Task to carry out: Below is a set of records; restate each one word for word.

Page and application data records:
=== Begin Enclosure ===

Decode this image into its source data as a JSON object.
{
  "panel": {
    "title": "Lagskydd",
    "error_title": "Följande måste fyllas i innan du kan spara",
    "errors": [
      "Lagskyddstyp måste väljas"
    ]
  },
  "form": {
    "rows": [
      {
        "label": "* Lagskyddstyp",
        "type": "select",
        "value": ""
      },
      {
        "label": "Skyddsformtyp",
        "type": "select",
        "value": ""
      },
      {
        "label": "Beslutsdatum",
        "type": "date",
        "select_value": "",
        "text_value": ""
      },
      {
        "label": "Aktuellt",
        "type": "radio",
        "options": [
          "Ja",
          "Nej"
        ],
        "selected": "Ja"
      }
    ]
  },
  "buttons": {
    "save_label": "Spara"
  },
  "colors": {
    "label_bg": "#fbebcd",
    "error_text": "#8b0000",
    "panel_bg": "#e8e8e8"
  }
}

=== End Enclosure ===

Answer box:
Decode this image into its source data as a JSON object.
{
  "panel": {
    "title": "Lagskydd",
    "error_title": "Följande måste fyllas i innan du kan spara",
    "errors": [
      "Lagskyddstyp måste väljas"
    ]
  },
  "form": {
    "rows": [
      {
        "label": "* Lagskyddstyp",
        "type": "select",
        "value": ""
      },
      {
        "label": "Skyddsformtyp",
        "type": "select",
        "value": ""
      },
      {
        "label": "Beslutsdatum",
        "type": "date",
        "select_value": "",
        "text_value": ""
      },
      {
        "label": "Aktuellt",
        "type": "radio",
        "options": [
          "Ja",
          "Nej"
        ],
        "selected": "Ja"
      }
    ]
  },
  "buttons": {
    "save_label": "Spara"
  },
  "colors": {
    "label_bg": "#fbebcd",
    "error_text": "#8b0000",
    "panel_bg": "#e8e8e8"
  }
}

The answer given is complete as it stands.